In the listing below, locate the line containing "Output a JSON" and copy it and every line after it through the end, exactly as written, leaving out any pictures.

(DATA RECORDS)
▼

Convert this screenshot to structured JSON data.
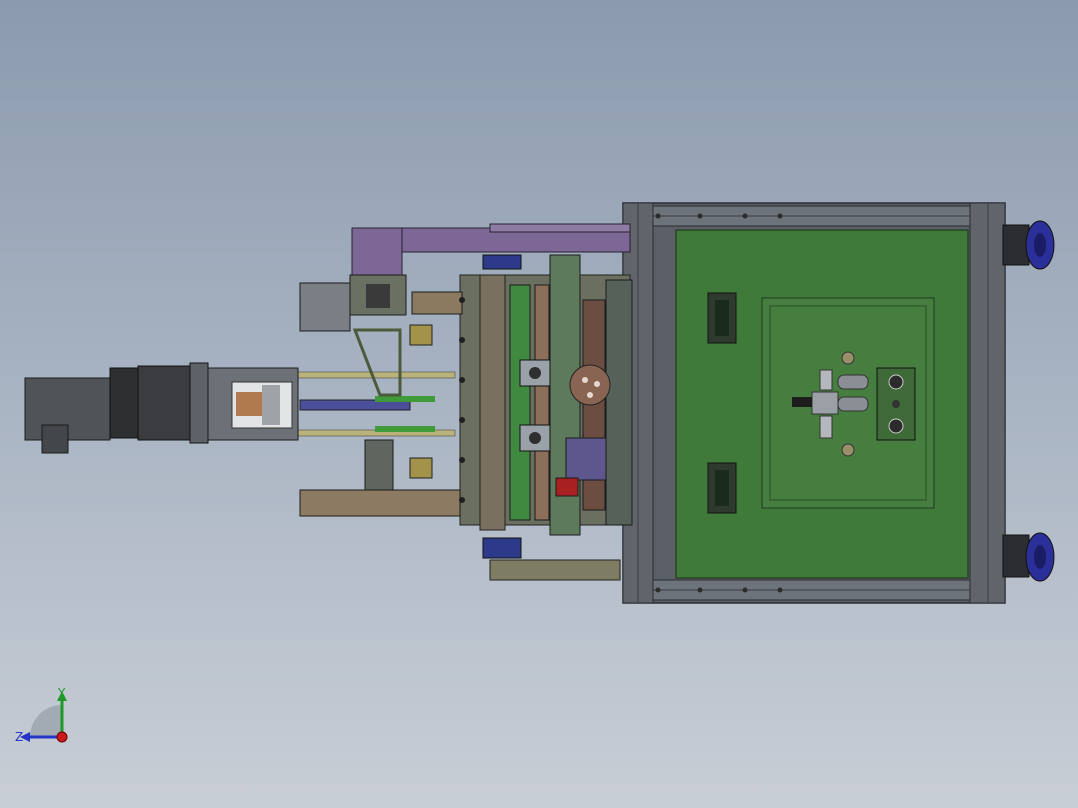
{
  "viewport": {
    "background_top": "#8b9aae",
    "background_bottom": "#c9ced6"
  },
  "model": {
    "frame_color": "#5a5f66",
    "panel_color": "#3f7a3a",
    "accent_purple": "#7d6796",
    "accent_blue": "#2a2f9a",
    "motor_color": "#505357"
  },
  "triad": {
    "y_label": "Y",
    "z_label": "Z",
    "y_color": "#1f9a2a",
    "z_color": "#2436c8",
    "x_color": "#cc1a1a"
  }
}
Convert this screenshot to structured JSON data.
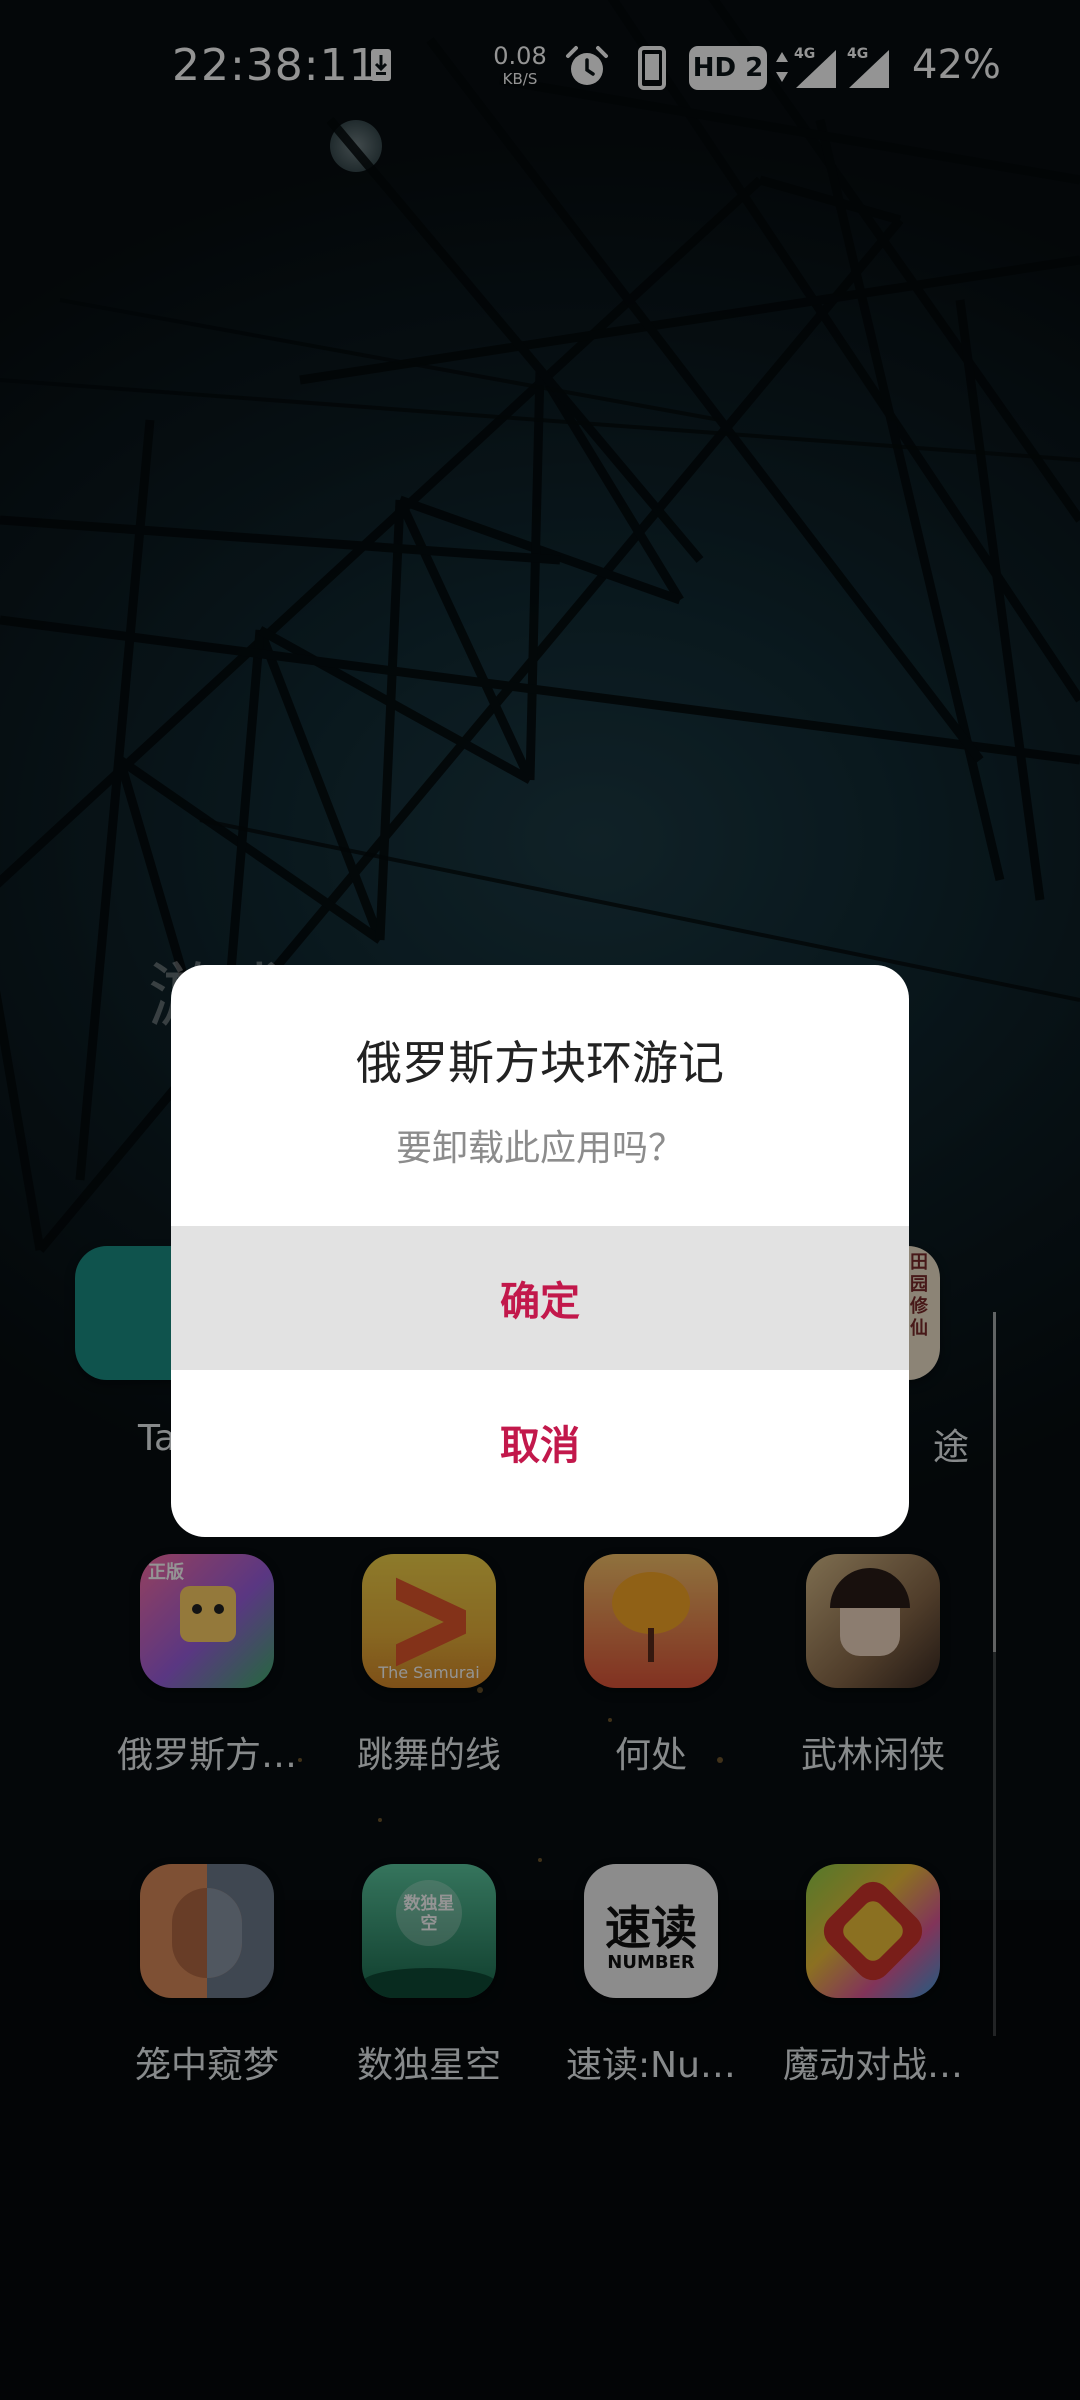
{
  "status_bar": {
    "time": "22:38:11",
    "net_speed_value": "0.08",
    "net_speed_unit": "KB/S",
    "hd_badge": "HD 2",
    "signal_1_label": "4G",
    "signal_2_label": "4G",
    "battery": "42%",
    "icons": [
      "download-icon",
      "alarm-icon",
      "phone-icon",
      "updown-arrows-icon",
      "signal-icon",
      "signal-icon"
    ]
  },
  "folder": {
    "title": "游戏",
    "partial_row": [
      {
        "label": "Ta",
        "color": "#1a8f86"
      },
      {
        "label": "途",
        "icon_text": "田园修仙",
        "color": "#f1e4cc"
      }
    ],
    "apps": [
      {
        "label": "俄罗斯方…",
        "icon_text": "正版",
        "color_a": "#ff6fa4",
        "color_b": "#3fb46a"
      },
      {
        "label": "跳舞的线",
        "icon_text": "The Samurai",
        "color_a": "#f3d34a",
        "color_b": "#3aa06a"
      },
      {
        "label": "何处",
        "color_a": "#f7b24a",
        "color_b": "#e0553a"
      },
      {
        "label": "武林闲侠",
        "color_a": "#c9a77a",
        "color_b": "#4a3b32"
      },
      {
        "label": "笼中窥梦",
        "color_a": "#d98b5a",
        "color_b": "#6d7a8c"
      },
      {
        "label": "数独星空",
        "icon_text": "数独星空",
        "color_a": "#3fb48a",
        "color_b": "#1b6a4e"
      },
      {
        "label": "速读:Nu…",
        "icon_text": "速读",
        "icon_subtext": "NUMBER",
        "color_a": "#f2f2f2",
        "color_b": "#dcdcdc"
      },
      {
        "label": "魔动对战…",
        "color_a": "#f0c23a",
        "color_b": "#d0342c"
      }
    ]
  },
  "dialog": {
    "title": "俄罗斯方块环游记",
    "message": "要卸载此应用吗？",
    "confirm_label": "确定",
    "cancel_label": "取消",
    "accent": "#c2184b"
  }
}
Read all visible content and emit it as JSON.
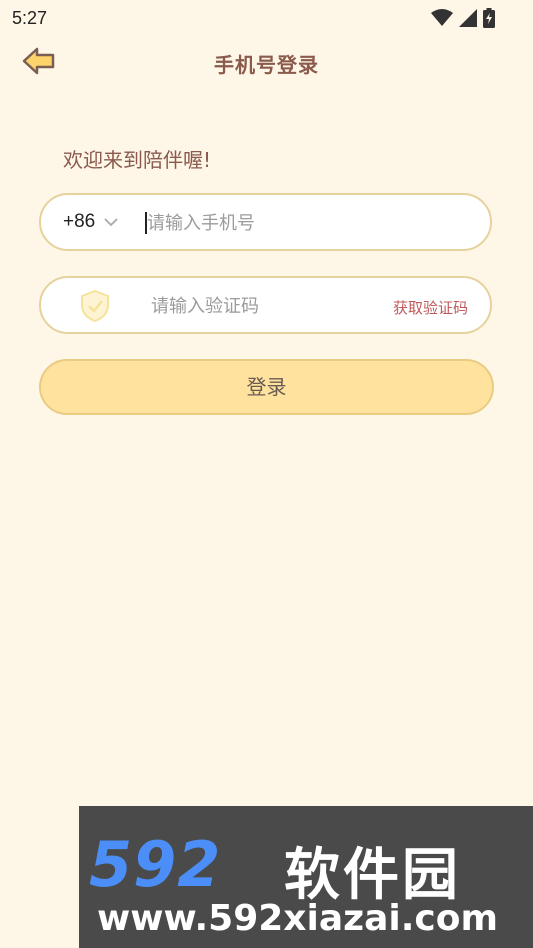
{
  "status_bar": {
    "time": "5:27",
    "icons": [
      "wifi-icon",
      "cellular-signal-icon",
      "battery-charging-icon"
    ]
  },
  "header": {
    "back_icon": "back-arrow-icon",
    "title": "手机号登录"
  },
  "welcome_text": "欢迎来到陪伴喔!",
  "phone_field": {
    "country_code": "+86",
    "placeholder": "请输入手机号",
    "value": ""
  },
  "code_field": {
    "icon": "shield-check-icon",
    "placeholder": "请输入验证码",
    "value": "",
    "get_code_label": "获取验证码"
  },
  "login_button": {
    "label": "登录"
  },
  "watermark": {
    "logo_number": "592",
    "brand": "软件园",
    "url": "www.592xiazai.com"
  },
  "colors": {
    "background": "#FEF6E6",
    "title": "#8A5A4C",
    "field_border": "#E6D29C",
    "button_fill": "#FFE29D",
    "get_code": "#C0595B"
  }
}
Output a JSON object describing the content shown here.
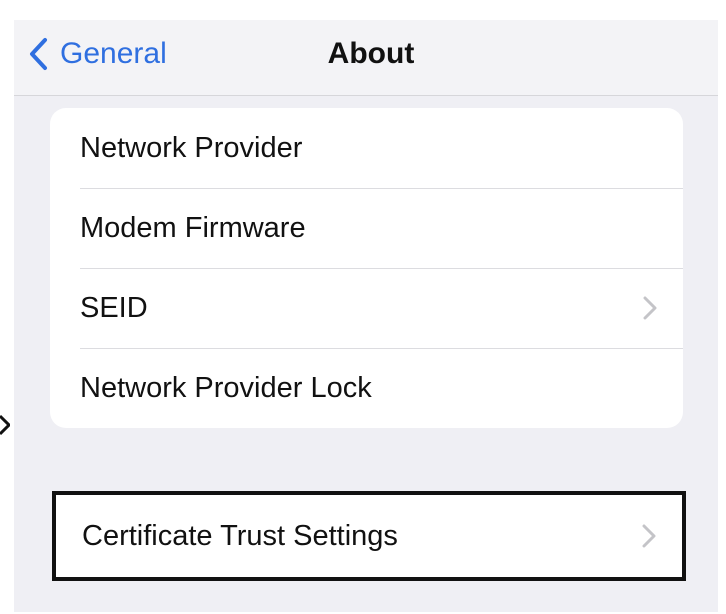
{
  "navbar": {
    "back_label": "General",
    "title": "About"
  },
  "about_items": [
    {
      "label": "Network Provider",
      "has_chevron": false
    },
    {
      "label": "Modem Firmware",
      "has_chevron": false
    },
    {
      "label": "SEID",
      "has_chevron": true
    },
    {
      "label": "Network Provider Lock",
      "has_chevron": false
    }
  ],
  "certificate": {
    "label": "Certificate Trust Settings"
  },
  "colors": {
    "accent": "#2f6fe0",
    "background": "#efeff4",
    "highlight_border": "#111111",
    "chevron": "#c4c4c8"
  },
  "icons": {
    "back": "chevron-left-icon",
    "disclosure": "chevron-right-icon",
    "pointer": "arrow-head-icon"
  }
}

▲

(WRITTEN REPLY)
Output a JSON object describing the content shown here.
{
  "navbar": {
    "back_label": "General",
    "title": "About"
  },
  "about_items": [
    {
      "label": "Network Provider",
      "has_chevron": false
    },
    {
      "label": "Modem Firmware",
      "has_chevron": false
    },
    {
      "label": "SEID",
      "has_chevron": true
    },
    {
      "label": "Network Provider Lock",
      "has_chevron": false
    }
  ],
  "certificate": {
    "label": "Certificate Trust Settings"
  },
  "colors": {
    "accent": "#2f6fe0",
    "background": "#efeff4",
    "highlight_border": "#111111",
    "chevron": "#c4c4c8"
  },
  "icons": {
    "back": "chevron-left-icon",
    "disclosure": "chevron-right-icon",
    "pointer": "arrow-head-icon"
  }
}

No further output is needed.